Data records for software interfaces
####

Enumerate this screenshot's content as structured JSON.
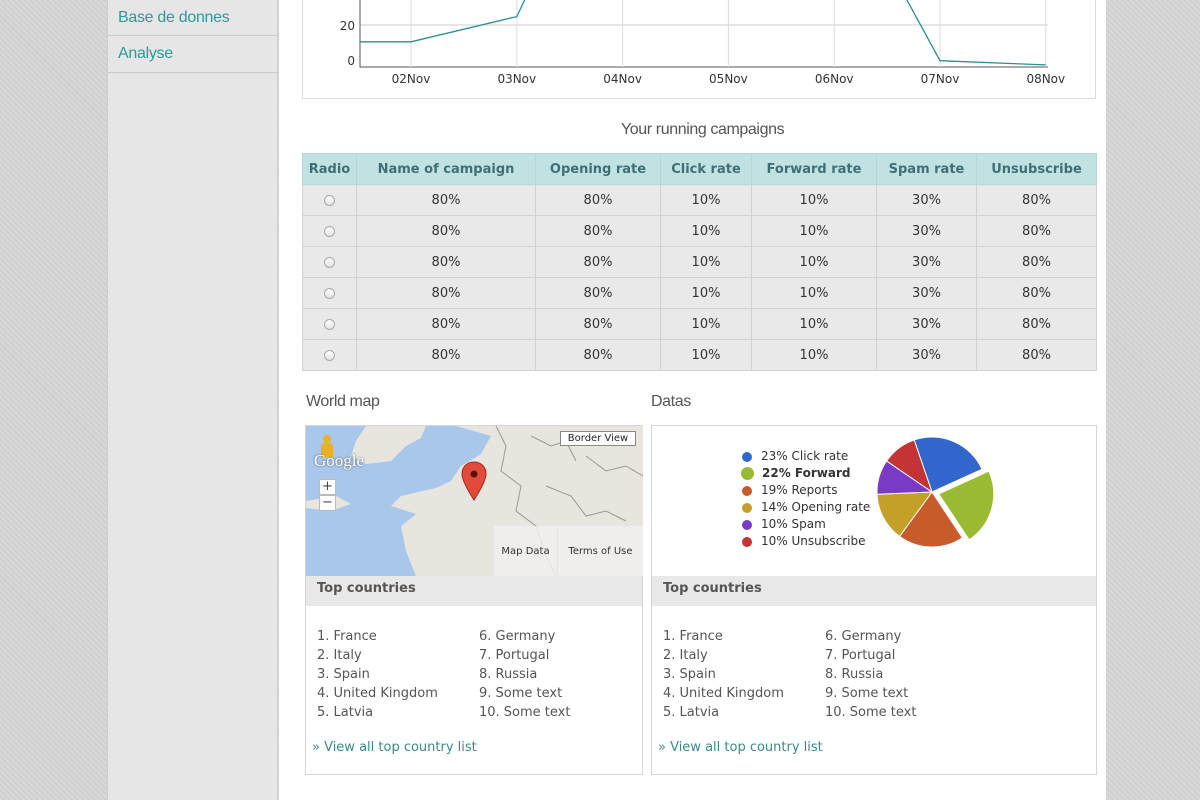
{
  "sidebar": {
    "items": [
      {
        "label": "Base de donnes"
      },
      {
        "label": "Analyse"
      }
    ]
  },
  "line_chart": {
    "chart_data": {
      "type": "line",
      "categories": [
        "02Nov",
        "03Nov",
        "04Nov",
        "05Nov",
        "06Nov",
        "07Nov",
        "08Nov"
      ],
      "y_ticks": [
        "0",
        "20"
      ],
      "points": [
        {
          "x": "01Nov",
          "y": 12
        },
        {
          "x": "02Nov",
          "y": 12
        },
        {
          "x": "03Nov",
          "y": 24
        },
        {
          "x": "03.15Nov",
          "y": 40
        },
        {
          "x": "06.6Nov",
          "y": 40
        },
        {
          "x": "07Nov",
          "y": 3
        },
        {
          "x": "08Nov",
          "y": 1
        }
      ],
      "ylim": [
        0,
        40
      ],
      "color": "#2b8f8f"
    }
  },
  "campaigns": {
    "title": "Your running campaigns",
    "columns": [
      "Radio",
      "Name of campaign",
      "Opening rate",
      "Click rate",
      "Forward rate",
      "Spam rate",
      "Unsubscribe"
    ],
    "rows": [
      [
        "80%",
        "80%",
        "10%",
        "10%",
        "30%",
        "80%"
      ],
      [
        "80%",
        "80%",
        "10%",
        "10%",
        "30%",
        "80%"
      ],
      [
        "80%",
        "80%",
        "10%",
        "10%",
        "30%",
        "80%"
      ],
      [
        "80%",
        "80%",
        "10%",
        "10%",
        "30%",
        "80%"
      ],
      [
        "80%",
        "80%",
        "10%",
        "10%",
        "30%",
        "80%"
      ],
      [
        "80%",
        "80%",
        "10%",
        "10%",
        "30%",
        "80%"
      ]
    ]
  },
  "world_map": {
    "title": "World map",
    "border_view": "Border View",
    "google_logo": "Google",
    "zoom_in": "+",
    "zoom_out": "−",
    "map_data": "Map Data",
    "terms": "Terms of Use",
    "top_countries_title": "Top countries",
    "countries_left": [
      "1. France",
      "2. Italy",
      "3. Spain",
      "4. United Kingdom",
      "5. Latvia"
    ],
    "countries_right": [
      "6. Germany",
      "7. Portugal",
      "8. Russia",
      "9. Some text",
      "10. Some text"
    ],
    "view_all": "» View all top country list"
  },
  "datas": {
    "title": "Datas",
    "top_countries_title": "Top countries",
    "countries_left": [
      "1. France",
      "2. Italy",
      "3. Spain",
      "4. United Kingdom",
      "5. Latvia"
    ],
    "countries_right": [
      "6. Germany",
      "7. Portugal",
      "8. Russia",
      "9. Some text",
      "10. Some text"
    ],
    "view_all": "» View all top country list",
    "chart_data": {
      "type": "pie",
      "slices": [
        {
          "label": "23% Click rate",
          "value": 23,
          "color": "#3366cc",
          "bold": false
        },
        {
          "label": "22% Forward",
          "value": 22,
          "color": "#99bb33",
          "bold": true,
          "exploded": true
        },
        {
          "label": "19% Reports",
          "value": 19,
          "color": "#c75b2a",
          "bold": false
        },
        {
          "label": "14% Opening rate",
          "value": 14,
          "color": "#c4a029",
          "bold": false
        },
        {
          "label": "10% Spam",
          "value": 10,
          "color": "#7b3ac6",
          "bold": false
        },
        {
          "label": "10% Unsubscribe",
          "value": 10,
          "color": "#c33434",
          "bold": false
        }
      ]
    }
  }
}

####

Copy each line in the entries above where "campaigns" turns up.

  "campaigns": {
    "title": "Your running campaigns",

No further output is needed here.